Beinart liked Rand Paul’s foreign policy speech:
Paul approvingly quoted the diplomat and scholar George Kennan as distinguishing “between vital and peripheral interests.” That may not seem significant, but it is. For most of American history, U.S. foreign policymakers had a rough idea of which chunks of the globe really mattered to American security. They started with the Monroe Doctrine, the belief that no foreign power should make the Americas a base for operations against the United States. In the 20th century that expanded to include the belief that no single power should be allowed to dominate Western Europe or East Asia, since that power might then threaten American access to key overseas markets. That principle was finally extended to the Middle East on the theory that no adversary should be allowed to threaten America’s access to oil. …

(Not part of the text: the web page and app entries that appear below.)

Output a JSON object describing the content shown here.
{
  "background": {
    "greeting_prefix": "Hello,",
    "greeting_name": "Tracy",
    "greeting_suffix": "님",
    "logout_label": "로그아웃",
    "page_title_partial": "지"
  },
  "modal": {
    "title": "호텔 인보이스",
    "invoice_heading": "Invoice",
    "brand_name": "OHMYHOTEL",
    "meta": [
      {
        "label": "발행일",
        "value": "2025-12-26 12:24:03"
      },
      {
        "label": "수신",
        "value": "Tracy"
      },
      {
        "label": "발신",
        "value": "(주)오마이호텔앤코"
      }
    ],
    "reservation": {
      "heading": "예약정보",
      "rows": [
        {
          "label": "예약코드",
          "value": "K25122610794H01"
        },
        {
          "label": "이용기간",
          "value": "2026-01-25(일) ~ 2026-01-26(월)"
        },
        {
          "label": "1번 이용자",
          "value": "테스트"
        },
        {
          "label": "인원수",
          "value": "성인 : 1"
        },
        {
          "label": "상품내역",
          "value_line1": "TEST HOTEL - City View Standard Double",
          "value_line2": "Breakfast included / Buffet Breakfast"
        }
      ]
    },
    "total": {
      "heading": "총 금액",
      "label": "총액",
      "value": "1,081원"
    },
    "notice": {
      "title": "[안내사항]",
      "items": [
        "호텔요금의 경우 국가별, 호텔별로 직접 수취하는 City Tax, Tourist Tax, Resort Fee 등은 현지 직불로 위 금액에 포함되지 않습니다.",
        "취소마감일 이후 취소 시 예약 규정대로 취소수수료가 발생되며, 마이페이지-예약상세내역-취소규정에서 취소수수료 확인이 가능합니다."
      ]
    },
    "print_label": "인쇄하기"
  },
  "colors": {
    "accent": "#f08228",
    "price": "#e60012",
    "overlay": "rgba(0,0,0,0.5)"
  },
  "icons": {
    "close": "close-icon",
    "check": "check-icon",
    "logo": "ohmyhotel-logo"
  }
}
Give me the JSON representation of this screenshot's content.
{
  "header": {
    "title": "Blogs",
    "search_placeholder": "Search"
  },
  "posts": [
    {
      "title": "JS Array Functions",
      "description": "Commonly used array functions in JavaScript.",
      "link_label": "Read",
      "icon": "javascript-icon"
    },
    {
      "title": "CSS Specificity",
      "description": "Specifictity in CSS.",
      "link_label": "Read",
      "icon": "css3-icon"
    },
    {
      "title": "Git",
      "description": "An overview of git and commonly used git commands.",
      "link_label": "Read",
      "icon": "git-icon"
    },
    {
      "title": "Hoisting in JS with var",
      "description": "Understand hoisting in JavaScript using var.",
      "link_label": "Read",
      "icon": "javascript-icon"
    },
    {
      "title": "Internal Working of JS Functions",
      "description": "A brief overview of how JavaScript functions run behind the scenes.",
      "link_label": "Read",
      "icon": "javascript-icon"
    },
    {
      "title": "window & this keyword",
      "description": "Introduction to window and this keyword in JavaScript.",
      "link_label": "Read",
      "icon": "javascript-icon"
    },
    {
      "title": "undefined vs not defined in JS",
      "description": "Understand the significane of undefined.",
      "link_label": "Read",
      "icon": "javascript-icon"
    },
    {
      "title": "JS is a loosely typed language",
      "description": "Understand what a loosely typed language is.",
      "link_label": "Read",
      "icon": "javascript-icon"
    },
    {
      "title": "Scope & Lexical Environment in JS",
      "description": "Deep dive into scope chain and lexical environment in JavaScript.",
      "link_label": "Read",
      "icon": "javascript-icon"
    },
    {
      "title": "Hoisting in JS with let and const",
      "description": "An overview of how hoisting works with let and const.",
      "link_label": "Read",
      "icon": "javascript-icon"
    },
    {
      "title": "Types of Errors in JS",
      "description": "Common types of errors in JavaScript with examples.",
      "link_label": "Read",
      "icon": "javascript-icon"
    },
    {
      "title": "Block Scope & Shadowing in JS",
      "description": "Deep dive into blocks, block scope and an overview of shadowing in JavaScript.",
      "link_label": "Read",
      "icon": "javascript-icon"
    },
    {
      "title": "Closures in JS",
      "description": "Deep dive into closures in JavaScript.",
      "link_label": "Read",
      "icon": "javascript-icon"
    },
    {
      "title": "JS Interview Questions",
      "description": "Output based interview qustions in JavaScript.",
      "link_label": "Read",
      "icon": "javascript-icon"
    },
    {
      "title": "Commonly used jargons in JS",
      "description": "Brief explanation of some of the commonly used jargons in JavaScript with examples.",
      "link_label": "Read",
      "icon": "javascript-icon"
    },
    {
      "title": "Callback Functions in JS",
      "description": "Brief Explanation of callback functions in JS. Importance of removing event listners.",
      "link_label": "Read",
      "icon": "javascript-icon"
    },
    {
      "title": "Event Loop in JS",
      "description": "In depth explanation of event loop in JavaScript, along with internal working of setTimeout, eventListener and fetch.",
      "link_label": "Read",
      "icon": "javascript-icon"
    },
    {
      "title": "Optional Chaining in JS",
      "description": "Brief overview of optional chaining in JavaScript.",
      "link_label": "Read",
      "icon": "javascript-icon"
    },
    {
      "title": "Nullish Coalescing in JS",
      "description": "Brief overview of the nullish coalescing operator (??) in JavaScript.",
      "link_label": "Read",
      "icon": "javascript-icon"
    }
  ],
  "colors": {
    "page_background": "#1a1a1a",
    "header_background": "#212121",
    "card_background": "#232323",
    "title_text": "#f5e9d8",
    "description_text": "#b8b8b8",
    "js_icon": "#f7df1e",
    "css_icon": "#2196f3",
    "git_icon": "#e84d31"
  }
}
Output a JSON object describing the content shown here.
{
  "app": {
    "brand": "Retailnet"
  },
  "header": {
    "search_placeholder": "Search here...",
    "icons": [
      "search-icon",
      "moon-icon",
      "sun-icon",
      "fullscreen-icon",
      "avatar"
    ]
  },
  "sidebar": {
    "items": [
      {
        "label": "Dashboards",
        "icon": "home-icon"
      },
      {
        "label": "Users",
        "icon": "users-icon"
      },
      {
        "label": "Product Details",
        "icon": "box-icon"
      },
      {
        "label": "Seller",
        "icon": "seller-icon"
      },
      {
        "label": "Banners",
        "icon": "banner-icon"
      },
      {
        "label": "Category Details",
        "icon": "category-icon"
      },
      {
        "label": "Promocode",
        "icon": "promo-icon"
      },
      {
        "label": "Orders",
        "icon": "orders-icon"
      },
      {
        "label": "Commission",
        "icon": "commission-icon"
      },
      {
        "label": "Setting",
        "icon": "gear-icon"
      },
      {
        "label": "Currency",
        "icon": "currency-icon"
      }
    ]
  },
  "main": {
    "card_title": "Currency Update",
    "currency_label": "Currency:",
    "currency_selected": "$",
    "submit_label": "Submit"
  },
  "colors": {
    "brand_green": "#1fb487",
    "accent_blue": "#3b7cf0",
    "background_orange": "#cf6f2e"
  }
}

When the Cold War ended, however, the idea of a foreign power dominating Western Europe or East Asia, or creating a beachhead in the Western Hemisphere, suddenly seemed fanciful.
As a result, the language of national interest largely disappeared. It has been replaced by a discussion of foreign “threats” and American “values.” But without a definition of interests, it’s impossible to define what constitutes a threat. And without a definition of interests, supporting American “values” is a limitless pursuit. Americans will never reach a consensus on where exactly our interests lie, but just reintroducing the concept suggests an overdue recognition that because America’s power is finite, its interests must be too. Which is what Paul did on Tuesday night.
[T]he problem of the last twenty years isn’t that American politicians and policymakers have ceased referring to national interest, but that many of them tend to treat even relatively minor foreign disputes and conflicts as things that threaten “our vital interests” and some go beyond that to pretend that “our vital interests” are at stake wherever our “values” are coming under attack. It isn’t enough to “reintroduce” the phrase national interest to the debate. It is essential that it be defined in a much less expansive, bloated way than it has been for the last twenty years, or else it will continue to be used to justify endless meddling all around the world.